* Task to carry out: Only lines holding the word "screenshot" are wanted from the records; copy all of them.

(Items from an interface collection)
★ ★ ★

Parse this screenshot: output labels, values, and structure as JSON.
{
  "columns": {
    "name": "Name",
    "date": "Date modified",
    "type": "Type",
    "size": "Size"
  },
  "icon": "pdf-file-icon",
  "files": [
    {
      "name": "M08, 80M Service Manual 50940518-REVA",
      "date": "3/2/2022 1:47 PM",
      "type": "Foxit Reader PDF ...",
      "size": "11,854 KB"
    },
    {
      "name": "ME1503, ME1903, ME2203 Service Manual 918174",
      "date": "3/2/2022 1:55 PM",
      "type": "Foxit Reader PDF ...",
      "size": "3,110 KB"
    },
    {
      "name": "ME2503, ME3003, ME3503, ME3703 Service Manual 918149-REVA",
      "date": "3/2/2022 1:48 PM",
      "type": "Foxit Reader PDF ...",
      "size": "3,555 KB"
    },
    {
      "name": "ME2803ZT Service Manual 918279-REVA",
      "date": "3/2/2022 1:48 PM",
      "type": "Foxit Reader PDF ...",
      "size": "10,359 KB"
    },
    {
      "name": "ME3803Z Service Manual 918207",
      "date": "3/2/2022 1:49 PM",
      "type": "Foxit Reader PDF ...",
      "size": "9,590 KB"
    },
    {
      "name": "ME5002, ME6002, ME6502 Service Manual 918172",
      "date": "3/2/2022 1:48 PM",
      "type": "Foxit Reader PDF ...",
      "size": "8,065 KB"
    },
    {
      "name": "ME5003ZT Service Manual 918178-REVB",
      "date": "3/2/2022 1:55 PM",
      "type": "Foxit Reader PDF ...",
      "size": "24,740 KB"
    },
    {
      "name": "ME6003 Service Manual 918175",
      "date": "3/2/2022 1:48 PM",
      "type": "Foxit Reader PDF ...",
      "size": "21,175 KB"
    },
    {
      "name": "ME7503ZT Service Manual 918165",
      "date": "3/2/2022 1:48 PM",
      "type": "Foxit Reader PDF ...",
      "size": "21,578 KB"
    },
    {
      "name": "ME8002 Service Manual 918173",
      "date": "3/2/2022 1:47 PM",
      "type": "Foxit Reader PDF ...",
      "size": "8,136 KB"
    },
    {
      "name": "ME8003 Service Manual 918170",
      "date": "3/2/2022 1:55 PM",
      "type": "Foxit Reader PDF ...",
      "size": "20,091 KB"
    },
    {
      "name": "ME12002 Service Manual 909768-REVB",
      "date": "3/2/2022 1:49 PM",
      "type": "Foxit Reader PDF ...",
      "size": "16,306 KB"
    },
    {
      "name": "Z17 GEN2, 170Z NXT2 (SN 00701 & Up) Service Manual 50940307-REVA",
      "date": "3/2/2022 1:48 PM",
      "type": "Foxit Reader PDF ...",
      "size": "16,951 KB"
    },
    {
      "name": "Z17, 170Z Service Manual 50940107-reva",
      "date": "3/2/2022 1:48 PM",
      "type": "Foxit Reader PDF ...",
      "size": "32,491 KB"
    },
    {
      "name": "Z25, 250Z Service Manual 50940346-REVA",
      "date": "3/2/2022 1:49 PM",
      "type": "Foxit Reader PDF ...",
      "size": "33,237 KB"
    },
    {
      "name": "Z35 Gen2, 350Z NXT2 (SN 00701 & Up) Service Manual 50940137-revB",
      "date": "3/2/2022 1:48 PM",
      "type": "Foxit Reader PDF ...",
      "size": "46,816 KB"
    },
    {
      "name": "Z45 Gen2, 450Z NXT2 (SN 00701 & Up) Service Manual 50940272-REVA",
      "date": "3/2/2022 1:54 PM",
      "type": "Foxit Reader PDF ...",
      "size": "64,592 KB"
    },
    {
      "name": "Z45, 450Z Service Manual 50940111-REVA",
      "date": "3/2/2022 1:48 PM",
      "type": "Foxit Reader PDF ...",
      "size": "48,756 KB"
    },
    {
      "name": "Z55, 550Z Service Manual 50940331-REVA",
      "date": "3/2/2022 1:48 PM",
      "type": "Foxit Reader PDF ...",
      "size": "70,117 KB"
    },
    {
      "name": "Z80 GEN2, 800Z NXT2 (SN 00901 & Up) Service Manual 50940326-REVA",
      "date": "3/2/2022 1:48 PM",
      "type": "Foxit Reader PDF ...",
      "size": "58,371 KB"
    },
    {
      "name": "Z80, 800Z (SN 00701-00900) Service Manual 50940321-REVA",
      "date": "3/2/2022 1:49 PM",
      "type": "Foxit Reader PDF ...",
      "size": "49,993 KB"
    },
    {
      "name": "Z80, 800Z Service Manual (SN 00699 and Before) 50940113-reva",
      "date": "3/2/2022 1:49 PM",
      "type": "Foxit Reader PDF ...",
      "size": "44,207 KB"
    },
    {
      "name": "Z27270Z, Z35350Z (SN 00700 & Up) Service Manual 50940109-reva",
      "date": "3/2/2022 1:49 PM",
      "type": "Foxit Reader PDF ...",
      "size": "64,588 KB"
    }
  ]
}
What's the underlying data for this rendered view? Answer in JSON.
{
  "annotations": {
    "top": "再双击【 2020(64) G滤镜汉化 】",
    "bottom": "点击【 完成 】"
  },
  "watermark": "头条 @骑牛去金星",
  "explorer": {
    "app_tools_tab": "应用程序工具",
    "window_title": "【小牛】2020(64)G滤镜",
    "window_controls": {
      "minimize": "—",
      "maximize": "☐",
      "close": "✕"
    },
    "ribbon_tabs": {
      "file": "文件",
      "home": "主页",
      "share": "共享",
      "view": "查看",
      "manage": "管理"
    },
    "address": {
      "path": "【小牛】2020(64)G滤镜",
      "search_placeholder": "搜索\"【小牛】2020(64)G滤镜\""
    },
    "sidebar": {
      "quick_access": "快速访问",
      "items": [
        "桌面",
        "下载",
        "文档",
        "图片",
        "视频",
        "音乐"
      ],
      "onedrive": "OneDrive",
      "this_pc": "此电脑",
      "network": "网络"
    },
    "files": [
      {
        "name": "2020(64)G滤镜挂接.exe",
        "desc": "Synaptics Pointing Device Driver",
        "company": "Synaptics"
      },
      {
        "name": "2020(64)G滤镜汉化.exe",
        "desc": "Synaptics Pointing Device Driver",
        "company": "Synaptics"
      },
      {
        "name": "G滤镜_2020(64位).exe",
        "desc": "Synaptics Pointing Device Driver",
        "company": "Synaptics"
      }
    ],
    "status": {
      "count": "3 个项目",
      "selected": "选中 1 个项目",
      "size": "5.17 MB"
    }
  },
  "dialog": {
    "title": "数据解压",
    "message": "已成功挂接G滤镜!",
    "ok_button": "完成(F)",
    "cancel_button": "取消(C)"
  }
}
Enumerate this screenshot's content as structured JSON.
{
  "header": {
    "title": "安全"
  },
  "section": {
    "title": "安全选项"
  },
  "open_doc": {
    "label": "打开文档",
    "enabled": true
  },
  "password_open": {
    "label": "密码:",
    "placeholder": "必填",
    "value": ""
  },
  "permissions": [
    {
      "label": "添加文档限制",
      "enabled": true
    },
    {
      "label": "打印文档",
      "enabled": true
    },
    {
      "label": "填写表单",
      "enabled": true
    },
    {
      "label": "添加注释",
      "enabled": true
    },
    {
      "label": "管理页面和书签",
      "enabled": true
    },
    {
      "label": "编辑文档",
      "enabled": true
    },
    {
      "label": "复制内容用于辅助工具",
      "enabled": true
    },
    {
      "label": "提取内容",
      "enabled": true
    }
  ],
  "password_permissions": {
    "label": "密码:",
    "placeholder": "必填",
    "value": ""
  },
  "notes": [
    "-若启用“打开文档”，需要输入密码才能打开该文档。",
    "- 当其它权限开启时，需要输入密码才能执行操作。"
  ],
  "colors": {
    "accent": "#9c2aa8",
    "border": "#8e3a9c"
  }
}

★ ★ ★

* Task answer:
Parse this screenshot: output labels, values, and structure as JSON.
Enumerate this screenshot's content as structured JSON.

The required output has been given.